Because of all this, even a small push and quickly snowball.

how the pandemic “bubble” might play out from here

“This time is different” is one of the scariest sentences any investor can utter. That’s chiefly because humans’ capacity for denying unpleasant truths is close to boundless. It’s also that this thought mostly comes up when a market is toppy and is typically a sign that a downdraft in stock prices is near.

In recent posts, I’ve written about the runups to the two big bear markets I’ve lived through that most remind me of where we are today: one was in Japan in 1989, when the Japanese government decided to end a period of wild, and increasingly damaging, speculation by raising interest rates; and the other was in the US in 2000, when demand for internet infrastructure devices and components came to a screeching halt and no Y2K computer glitches appeared. As is the case in any bear market I can think of, the trigger for each was an economic event that had important consequences for financial instruments. In Japan, rising rates; in the US, an unexpected slowdown in a key industrial area.

What’s peculiar (I didn’t say different, but it amounts to the same thing) about today’s situation is that a number of deeply adverse economic events have already occurred without the domestic stock market falling apart: several years of Trump’s growth-inhibiting economic program, the economic devastation caused by his “it’s a hoax” response to the external shock of the pandemic, his violence-laced effort at a coup to overthrow the newly elected government when voters decided to replace him, and the approval/support he continues to get from many leading lights in Congress. It’s like a super bad movie plot of racism and ineptitude–only it’s real.

Yes, the stock market declined by 30%+ last February-March. But it recovered just as quickly and ended 2020 comfortably in the black. That’s because the Fed dropped short-term borrowing rates from 1.5% to basically zero and Congress applied substantial fiscal stimulus. That combination has so far averted a deeper, longer economic and stock market downturn. More fiscal stimulus may also be on the way.

What happens from this point? My guess is that as vaccines gradually get distributed widely, the consumer economy starts to return toward normal. It seems to me there’s already some evidence of this happening in macroeconomic data, although I don’t yet see a strong reaction in the bricks-and-mortar retail part of the stock market.

Three key stock investment questions associated with potential recovery:

–how closely will the new normal resemble the old? This is about which current quarantine beneficiaries get left behind and what consumer names the market rotates into

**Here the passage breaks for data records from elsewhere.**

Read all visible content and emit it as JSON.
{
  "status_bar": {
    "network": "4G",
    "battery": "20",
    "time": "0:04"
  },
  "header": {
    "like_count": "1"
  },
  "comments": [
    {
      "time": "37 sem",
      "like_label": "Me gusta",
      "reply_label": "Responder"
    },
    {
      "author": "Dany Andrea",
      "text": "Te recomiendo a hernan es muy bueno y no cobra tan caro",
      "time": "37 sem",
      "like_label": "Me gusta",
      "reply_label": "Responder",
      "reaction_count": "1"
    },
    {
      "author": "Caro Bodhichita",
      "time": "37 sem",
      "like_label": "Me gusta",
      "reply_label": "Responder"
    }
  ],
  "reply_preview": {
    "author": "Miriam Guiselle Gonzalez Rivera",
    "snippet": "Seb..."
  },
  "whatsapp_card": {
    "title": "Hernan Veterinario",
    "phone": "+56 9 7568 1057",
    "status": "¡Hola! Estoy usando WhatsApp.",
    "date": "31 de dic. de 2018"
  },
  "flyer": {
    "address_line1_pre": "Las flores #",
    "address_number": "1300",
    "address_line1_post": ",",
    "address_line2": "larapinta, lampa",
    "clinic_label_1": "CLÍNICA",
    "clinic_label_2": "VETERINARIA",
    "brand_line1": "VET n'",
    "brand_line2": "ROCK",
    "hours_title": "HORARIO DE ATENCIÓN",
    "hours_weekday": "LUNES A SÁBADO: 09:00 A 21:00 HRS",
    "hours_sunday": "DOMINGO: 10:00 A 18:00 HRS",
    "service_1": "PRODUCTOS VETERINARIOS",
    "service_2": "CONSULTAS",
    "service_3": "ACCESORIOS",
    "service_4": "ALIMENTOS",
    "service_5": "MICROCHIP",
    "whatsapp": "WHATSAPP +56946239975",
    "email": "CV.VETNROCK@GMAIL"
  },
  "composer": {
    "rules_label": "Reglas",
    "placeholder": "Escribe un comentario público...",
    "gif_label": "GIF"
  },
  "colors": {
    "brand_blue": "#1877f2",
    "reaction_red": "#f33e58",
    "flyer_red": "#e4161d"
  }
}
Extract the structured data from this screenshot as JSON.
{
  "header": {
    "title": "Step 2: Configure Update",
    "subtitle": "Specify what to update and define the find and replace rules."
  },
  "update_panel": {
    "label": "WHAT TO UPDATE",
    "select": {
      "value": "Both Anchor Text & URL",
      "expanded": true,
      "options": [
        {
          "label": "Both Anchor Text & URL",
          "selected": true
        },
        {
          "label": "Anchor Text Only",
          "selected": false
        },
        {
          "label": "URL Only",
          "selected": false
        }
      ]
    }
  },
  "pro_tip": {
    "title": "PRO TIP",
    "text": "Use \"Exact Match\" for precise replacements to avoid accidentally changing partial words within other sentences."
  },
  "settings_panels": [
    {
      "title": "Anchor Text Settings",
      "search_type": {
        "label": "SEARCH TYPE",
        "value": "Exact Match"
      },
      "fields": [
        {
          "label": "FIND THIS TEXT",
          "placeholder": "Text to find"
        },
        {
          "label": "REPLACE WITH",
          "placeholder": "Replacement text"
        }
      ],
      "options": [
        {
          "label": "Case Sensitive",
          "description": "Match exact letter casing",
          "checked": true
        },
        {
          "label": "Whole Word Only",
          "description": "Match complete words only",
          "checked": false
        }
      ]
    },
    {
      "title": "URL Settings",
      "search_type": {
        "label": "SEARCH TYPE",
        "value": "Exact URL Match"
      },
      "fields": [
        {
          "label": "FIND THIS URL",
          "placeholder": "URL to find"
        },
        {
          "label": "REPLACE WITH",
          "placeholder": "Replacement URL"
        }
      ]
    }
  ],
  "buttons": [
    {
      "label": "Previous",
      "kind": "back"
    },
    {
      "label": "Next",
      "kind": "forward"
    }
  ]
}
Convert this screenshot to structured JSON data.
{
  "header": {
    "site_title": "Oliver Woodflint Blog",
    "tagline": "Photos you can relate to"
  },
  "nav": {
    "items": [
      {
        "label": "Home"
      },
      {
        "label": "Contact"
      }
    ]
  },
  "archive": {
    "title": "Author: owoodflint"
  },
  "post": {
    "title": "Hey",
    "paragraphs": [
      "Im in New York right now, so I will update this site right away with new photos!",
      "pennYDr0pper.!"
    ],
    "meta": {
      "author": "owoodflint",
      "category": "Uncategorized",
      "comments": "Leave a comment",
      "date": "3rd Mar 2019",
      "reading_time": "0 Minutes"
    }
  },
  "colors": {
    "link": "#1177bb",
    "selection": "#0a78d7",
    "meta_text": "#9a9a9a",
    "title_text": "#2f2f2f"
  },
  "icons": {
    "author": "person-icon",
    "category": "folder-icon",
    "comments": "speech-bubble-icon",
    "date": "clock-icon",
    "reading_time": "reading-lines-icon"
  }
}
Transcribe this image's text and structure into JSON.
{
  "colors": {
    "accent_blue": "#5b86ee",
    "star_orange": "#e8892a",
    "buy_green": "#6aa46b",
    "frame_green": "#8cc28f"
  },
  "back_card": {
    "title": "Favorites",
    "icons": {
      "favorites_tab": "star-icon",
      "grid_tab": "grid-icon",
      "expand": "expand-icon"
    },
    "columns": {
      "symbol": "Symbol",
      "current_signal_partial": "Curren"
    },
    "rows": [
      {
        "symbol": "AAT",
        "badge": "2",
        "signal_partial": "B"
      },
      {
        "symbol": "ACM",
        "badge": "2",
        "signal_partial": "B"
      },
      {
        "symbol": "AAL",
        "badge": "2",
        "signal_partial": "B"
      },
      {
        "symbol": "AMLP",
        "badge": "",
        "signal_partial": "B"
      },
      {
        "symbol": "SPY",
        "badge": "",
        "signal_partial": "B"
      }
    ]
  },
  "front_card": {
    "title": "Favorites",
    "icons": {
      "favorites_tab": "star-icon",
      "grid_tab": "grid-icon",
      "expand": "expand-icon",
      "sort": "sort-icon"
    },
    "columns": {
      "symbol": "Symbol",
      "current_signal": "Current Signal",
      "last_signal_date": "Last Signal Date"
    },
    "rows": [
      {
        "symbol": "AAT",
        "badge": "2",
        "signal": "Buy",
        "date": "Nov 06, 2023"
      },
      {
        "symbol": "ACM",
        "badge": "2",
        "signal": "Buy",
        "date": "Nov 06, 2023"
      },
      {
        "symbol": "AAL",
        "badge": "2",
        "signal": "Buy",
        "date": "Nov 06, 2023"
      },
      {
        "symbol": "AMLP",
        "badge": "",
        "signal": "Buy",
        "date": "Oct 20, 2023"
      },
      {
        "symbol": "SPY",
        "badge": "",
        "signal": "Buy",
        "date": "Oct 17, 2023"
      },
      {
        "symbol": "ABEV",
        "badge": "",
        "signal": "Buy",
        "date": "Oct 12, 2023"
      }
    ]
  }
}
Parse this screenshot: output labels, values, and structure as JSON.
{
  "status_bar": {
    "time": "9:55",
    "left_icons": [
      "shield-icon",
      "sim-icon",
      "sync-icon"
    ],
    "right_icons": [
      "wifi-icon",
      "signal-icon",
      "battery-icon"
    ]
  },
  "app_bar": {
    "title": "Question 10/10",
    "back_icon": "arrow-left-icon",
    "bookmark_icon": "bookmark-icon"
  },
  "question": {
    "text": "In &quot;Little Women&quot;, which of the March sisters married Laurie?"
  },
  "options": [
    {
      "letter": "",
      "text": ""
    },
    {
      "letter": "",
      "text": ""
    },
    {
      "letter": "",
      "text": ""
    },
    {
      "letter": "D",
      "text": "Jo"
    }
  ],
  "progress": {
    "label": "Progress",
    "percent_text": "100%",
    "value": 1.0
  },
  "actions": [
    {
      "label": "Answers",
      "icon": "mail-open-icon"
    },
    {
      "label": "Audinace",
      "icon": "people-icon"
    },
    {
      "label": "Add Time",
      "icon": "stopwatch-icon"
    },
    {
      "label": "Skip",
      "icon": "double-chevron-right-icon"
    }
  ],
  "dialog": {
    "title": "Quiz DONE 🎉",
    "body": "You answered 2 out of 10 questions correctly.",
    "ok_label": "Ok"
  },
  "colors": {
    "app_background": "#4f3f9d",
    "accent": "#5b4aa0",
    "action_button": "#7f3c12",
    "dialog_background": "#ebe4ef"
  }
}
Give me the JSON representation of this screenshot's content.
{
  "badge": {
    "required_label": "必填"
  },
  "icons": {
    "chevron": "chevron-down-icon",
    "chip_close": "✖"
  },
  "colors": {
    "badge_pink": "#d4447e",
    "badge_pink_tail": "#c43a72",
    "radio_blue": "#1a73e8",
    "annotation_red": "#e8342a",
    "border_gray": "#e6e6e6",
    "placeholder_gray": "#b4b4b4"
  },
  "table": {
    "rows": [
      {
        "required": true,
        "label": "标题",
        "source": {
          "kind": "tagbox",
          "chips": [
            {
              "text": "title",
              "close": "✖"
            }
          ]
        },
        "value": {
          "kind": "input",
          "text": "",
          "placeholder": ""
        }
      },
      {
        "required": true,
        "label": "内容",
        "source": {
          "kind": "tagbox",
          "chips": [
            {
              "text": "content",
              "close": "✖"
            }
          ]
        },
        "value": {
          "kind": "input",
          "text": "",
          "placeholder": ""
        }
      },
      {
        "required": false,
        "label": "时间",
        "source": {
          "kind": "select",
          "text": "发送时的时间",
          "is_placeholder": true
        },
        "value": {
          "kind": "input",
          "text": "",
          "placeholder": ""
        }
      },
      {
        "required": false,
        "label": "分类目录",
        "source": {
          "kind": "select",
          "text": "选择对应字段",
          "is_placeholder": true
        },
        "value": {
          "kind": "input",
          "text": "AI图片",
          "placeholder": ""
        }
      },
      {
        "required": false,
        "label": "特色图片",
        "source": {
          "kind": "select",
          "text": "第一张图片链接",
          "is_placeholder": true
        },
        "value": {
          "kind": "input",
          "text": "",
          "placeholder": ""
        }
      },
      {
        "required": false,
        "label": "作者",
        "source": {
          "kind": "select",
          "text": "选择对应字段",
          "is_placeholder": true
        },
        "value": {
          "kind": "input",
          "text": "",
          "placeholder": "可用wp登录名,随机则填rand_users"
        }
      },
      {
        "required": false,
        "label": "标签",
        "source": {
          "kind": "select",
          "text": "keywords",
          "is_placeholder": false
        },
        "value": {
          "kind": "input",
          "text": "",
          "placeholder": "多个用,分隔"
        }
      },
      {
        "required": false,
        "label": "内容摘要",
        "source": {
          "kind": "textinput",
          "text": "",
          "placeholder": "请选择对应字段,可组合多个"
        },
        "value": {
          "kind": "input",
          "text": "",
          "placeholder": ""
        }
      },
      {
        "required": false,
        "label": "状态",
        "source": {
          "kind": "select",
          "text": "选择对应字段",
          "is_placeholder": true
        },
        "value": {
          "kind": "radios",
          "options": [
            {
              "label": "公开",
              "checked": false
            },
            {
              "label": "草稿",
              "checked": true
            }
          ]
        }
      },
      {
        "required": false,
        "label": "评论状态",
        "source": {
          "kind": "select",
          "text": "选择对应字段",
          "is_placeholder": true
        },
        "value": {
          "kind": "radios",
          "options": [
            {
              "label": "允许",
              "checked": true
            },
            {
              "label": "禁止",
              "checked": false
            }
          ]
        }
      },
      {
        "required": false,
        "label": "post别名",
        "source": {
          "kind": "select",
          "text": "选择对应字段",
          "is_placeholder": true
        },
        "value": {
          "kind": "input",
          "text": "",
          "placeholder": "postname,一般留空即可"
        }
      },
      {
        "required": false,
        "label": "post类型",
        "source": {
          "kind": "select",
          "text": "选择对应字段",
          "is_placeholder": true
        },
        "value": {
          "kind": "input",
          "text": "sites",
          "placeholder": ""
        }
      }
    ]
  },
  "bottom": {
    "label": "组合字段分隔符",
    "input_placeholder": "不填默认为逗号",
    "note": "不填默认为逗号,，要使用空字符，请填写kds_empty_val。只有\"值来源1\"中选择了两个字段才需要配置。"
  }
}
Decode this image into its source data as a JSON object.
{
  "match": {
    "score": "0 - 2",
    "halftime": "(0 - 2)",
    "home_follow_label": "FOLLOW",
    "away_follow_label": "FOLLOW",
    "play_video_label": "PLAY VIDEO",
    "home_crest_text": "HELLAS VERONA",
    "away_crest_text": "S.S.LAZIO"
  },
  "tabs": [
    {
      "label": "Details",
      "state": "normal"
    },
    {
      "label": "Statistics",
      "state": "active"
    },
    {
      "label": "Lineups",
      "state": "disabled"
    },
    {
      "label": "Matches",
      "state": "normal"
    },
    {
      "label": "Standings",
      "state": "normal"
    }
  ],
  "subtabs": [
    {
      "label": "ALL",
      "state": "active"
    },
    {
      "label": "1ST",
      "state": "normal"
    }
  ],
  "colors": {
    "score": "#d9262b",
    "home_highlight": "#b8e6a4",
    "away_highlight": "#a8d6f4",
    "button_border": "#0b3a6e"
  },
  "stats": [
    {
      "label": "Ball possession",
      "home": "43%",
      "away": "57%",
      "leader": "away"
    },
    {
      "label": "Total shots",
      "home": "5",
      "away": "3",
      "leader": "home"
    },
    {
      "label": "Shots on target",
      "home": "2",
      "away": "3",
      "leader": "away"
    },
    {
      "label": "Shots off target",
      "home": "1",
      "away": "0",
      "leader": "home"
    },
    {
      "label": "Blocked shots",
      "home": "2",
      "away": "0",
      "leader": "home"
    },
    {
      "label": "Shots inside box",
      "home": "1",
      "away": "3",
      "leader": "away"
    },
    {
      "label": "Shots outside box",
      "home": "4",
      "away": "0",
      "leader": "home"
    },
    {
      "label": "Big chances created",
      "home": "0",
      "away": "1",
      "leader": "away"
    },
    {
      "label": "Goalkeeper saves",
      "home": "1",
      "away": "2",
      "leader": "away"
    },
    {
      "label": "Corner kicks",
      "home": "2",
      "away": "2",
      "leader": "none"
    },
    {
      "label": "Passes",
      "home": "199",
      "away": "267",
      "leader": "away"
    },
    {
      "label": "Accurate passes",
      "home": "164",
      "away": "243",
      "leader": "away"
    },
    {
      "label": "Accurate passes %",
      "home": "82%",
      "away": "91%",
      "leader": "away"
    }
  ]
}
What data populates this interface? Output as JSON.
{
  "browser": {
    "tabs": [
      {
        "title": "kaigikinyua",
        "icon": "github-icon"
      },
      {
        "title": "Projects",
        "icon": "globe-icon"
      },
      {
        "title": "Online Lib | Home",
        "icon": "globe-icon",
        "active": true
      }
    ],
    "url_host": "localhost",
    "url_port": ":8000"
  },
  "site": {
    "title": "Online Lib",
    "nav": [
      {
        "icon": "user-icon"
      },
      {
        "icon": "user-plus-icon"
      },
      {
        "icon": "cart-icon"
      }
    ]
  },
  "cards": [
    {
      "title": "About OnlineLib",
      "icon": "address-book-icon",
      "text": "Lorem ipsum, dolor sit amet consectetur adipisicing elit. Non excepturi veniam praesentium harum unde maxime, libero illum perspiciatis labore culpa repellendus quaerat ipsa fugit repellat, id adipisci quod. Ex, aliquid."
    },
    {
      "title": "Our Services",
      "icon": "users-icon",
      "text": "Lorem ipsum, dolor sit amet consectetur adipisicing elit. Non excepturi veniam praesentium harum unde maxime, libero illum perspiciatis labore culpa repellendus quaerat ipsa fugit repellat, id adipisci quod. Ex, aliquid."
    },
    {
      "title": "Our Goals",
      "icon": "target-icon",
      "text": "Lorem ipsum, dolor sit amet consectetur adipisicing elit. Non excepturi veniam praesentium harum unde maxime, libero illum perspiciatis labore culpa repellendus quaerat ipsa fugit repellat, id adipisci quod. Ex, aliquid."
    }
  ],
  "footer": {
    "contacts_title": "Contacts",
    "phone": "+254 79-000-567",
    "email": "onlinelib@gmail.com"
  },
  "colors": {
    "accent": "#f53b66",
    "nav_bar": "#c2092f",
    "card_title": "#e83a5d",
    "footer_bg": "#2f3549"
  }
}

–when does the economy become strong enough for rates to rise? Not soon, but rising rates implies PE compression

–from a longer-term, more conceptual point of view, there’s the Iraq war, the US-spawned financial crisis of 2007-09 and the damaging Trump administration. The three have conspired to give the US a considerable black eye in the rest of the world. That’s not only as a location for new plant and equipment but also as a place to visit, to research or be educated and as a country whose stocks and bonds one might want to own. One of the hallmarks of the Trump presidency has been the capital flight this has generated. Just look at the spread between NASDAQ and the Russell 2000 during 2018-20. An important long-term question, and only time will tell, is if and how this will reverse, i.e., whether the current surge in the R2000 is the beginning of a new trend or just a strong countertrend rally. Even with a pessimistic point of view, however, my thought is that relative strength of domestic-oriented names will continue throughout this year.